As a liquid highway used to transport combatants, weapons and hostages, the Atrato cuts through one of the most dense rainforests in the world. Its thick tree canopy also provides a natural cover for drug smugglers. To navigate the rivers that flow into the Atrato, requires negotiating shifting enemy lines.

In this natural wonder there are immense reserves of gold, silver and platinum, yet the Chocó is one of Colombia’s most impoverished departments, lacking in essential public services and infrastructure. As a predominantly Afro Colombian population that can trace its heritage back 500 years when the region was colonized by slaves, economic abandonment has caused several humanitarian emergencies and departmental-wide paralysis. With the court’s landmark decision, the Atrato may have a new lease on life, must be protected. But in order for this to occur, there has to be accountability.

To guarantee that the ruling has binding powers, the government and affected communities of the Chocó must appoint two delegates over the next three months to create the “Guardians of the Atrato” commission. This entity will work closely with environmental organizations such as the Humboldt Institute and WWF Colombia. A panel of experts are responsible for verifying compliance with the ruling, as the Ministry of the Environment has been ordered to implement a plan to decontaminate the Chocó’s main water sources from heavy metals and chemicals used in the gold extraction process.

Open pit mining has caused vast areas of the Atrato’s rainforest to be felled, and indiscriminate logging by timber mafias has torn away at another incalculable resource: the capacity for this dense rainforest to off-set man-made carbon emissions. As a nation vulnerable to the effects of extreme weather, recent heavy rainfall across Colombia during the last several months has resulted in the dangerous rising of water levels in all major rivers, including the Atrato. For the court, the protection of this natural body directly protects the inhabitants in a vast wetland, from flooding.

“It’s a symbolic ruling, not only for the environment, but also because it’s the first time that a Constitutional Court welcomes a new framework of rights, called biocultural rights,” claims Ximena González, a lawyer for Tierra Digna. “The direct and narrow relationship between biodiversity and culture has now been identified, and one indispensable and essential for all ethnic communities, especially in Chocó.”

-Additional reporting by Bram Ebus.

  • airbn51st
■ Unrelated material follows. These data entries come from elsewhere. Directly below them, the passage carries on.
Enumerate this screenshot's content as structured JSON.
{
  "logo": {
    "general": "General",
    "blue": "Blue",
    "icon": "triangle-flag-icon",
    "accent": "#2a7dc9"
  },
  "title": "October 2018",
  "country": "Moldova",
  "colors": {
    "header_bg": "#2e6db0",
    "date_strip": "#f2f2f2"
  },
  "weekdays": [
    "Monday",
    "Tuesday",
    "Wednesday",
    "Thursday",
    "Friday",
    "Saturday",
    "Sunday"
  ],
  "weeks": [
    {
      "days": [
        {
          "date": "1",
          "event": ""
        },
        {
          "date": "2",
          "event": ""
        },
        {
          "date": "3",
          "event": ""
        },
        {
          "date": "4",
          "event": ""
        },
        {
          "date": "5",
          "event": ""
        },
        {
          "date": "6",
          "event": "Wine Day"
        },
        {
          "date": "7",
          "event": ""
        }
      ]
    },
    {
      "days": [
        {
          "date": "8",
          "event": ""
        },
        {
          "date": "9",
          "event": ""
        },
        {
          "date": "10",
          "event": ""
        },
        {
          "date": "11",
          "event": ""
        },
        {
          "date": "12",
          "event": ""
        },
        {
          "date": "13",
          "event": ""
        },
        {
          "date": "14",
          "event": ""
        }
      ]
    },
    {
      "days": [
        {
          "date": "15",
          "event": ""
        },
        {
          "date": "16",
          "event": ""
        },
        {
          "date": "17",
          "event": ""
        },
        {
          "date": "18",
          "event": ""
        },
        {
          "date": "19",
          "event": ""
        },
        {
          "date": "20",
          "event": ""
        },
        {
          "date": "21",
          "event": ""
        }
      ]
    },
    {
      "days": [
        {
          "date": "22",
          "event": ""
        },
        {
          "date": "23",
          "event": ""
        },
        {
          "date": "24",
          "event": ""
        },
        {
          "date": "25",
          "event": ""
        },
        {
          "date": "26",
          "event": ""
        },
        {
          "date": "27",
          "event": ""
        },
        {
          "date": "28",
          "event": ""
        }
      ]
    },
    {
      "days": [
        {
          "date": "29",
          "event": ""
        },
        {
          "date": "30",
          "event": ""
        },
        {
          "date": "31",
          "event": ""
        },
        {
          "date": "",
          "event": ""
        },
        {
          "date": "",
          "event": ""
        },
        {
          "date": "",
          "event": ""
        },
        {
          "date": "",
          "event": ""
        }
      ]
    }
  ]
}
    Are the people who inhabit the Atrato River and it’s watershed going to be involved in this conservation effort? If the poor communities can’t clean up after themselves and properly dispose of the their waste, then these environmental “protections” won’t be worth the paper they were printed on. Too many times have I seen signs championing a community’s supposed commitment to the environment or visited supposed protected areas here in Colombia that were meaningless due to the fact that the locals freely threw their old diapers and empty bottles wherever they wanted and littered their own streets. I just visited Isla Mucura, which is supposed to be a protected area. Sure, the beaches were all cleaned up for the tourists. However, step back into the mangroves a couple of meters and it becomes clear that much of this “protected” area, is a trash pit for the locals who don’t really care. Instead of making declarations which create rules that will never be enforced by the government, the people living in the areas should be given more responsibility and have greater accountability in terms of being better environmental stewards.